What We Still Don’t Know About the Miami Condo Collapse
Officials say 11 residents have been confirmed dead and 150 people are still missing.
After six days, 150 people are still missing from a 12-story residential building that collapsed near Miami last week—and officials have yet to land on a cause for the tragedy.
The building in Surfside, Florida, collapsed at around 1:30 a.m. on June 24, seemingly out of nowhere. So far, 11 residents have been confirmed dead. Video of the disaster shows the building standing one moment, and then violently buckling the next, sending a massive cloud of smoke into the air with small flashes of light inside the cloud. There’s a moment of calm, before the remainder of one side of the building crumbles.
During a press conference Tuesday, officials said they can’t name a specific reason the building collapsed but cited “structural issues.”
The building had been deteriorating for years, according to the Miami Herald.

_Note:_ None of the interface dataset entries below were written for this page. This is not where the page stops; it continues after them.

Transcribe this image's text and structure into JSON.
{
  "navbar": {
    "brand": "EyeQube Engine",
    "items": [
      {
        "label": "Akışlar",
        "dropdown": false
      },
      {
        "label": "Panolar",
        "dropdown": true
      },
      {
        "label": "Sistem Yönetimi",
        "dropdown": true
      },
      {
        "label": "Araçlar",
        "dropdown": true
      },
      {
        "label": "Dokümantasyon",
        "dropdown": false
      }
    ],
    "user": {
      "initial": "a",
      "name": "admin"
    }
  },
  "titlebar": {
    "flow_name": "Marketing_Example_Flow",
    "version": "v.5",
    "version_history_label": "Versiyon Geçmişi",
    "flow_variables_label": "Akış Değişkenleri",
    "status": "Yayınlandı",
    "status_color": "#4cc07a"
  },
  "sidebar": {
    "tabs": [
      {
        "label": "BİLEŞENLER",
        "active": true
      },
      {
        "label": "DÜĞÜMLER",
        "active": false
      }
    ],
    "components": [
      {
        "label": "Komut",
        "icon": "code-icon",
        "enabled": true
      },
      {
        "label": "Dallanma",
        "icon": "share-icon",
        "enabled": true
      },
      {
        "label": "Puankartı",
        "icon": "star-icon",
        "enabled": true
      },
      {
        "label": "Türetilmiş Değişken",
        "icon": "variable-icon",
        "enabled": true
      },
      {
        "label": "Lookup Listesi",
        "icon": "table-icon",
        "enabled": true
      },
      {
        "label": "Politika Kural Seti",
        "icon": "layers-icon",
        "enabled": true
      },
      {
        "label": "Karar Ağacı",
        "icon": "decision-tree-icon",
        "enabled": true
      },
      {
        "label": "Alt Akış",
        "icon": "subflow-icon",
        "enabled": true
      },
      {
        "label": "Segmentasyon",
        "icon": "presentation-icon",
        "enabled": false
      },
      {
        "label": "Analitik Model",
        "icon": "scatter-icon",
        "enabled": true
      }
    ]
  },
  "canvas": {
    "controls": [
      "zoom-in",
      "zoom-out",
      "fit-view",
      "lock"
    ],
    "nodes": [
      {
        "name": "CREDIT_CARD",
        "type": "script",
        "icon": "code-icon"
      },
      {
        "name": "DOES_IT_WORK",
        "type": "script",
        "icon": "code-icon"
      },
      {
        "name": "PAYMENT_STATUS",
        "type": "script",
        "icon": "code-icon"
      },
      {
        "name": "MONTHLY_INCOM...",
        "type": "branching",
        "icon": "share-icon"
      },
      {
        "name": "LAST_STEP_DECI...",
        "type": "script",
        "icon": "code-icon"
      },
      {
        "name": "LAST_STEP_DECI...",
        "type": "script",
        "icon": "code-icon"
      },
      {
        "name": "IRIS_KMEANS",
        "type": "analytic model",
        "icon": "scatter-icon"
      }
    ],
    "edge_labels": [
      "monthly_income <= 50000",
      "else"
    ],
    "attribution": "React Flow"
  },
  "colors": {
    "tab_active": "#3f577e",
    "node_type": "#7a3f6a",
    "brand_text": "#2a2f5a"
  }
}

In fact, the president of the condo building, Jean Wodnicki, told residents in April that the building needed major repairs—and a 2018 audit of the building showed signs of significant deterioration, multiple outlets reported.
The mayor of Miami-Dade County, Daniella Levine Cava, said that she’s assembling a task force to audit other buildings in the area that aren’t up to code. Since the Surfside building collapsed last week, another building in the county had four balconies “immediately closed” because they were unsafe for residents, according to the mayor.
“I know within a matter of days or short weeks we will have addressed all of those safety concerns,” Cava said of other potentially dangerous buildings during the press conference.
Since the building collapsed last Thursday, workers have cleared mountains of rubble, wire, and debris in a painstaking process at times hindered by weather conditions. Authorities say that 135 people have been accounted for, but 150 are still missing. To identify victims, officials have been using DNA tests from family members and matching them to the deceased. The search is extremely meticulous, as search and rescue teams need to carefully navigate a debris field that caught on fire in certain areas since the building collapsed.
“Every time there’s an action, there’s a reaction,” Miami-Dade Assistant Fire Chief Raide Jadallah said in a news conference Monday. “It’s not an issue of ‘We could just attach a couple of cords to a concrete boulder and lift it and call it a day.’ We’re digging through, again, rubbles of concrete the size of basketballs, the size of baseballs.”
At one point during the search Monday night, debris started falling, causing officials to close off an area of the rubble pile, they said Tuesday. It will remain closed for the time being, and rescue workers are now entering the rubble from other directions to look for small pockets to keep digging in. They’ve also said there are portions where workers have dug so deep that they can finally see the building’s parking lot.
“There’s an overwhelming amount of rescue workers on the site,” Surfside Mayor Charles Burkett said Tuesday. “The work continues.”
U.S. Energy Secretary Jennifer Granholm suggested in an interview with CNN on Tuesday that the climate crisis could have played a role in the condo collapse.
“Obviously, we don’t know fully, but we do know that the seas are rising. We know that we’re losing inches and inches of beaches, not just in Florida but all around,” Granholm said.
Some climate experts have also said that climate change could have played a role in the building’s collapse, though it wouldn’t be the only cause. The catastrophe raises concerns about coastal cities around the globe as the climate crisis continues to worsen.
Miami Beach has announced it will cancel this year's Fourth of July fireworks display to “show respect” to victims of the building collapse, the Miami Herald reported. President Biden is expected to visit the site on Thursday, Florida officials said in a press conference Tuesday. In addition, the federal government has issued FEMA aid h to help in recovery efforts. The Red Cross has also deployed aid workers to the catastrophe site, and is providing mental health crisis professionals.
Relief workers from Israel and Mexico recently joined the rescue efforts, as the Miami area is home to both Jewish and Latin American diasporas, according to Florida officials.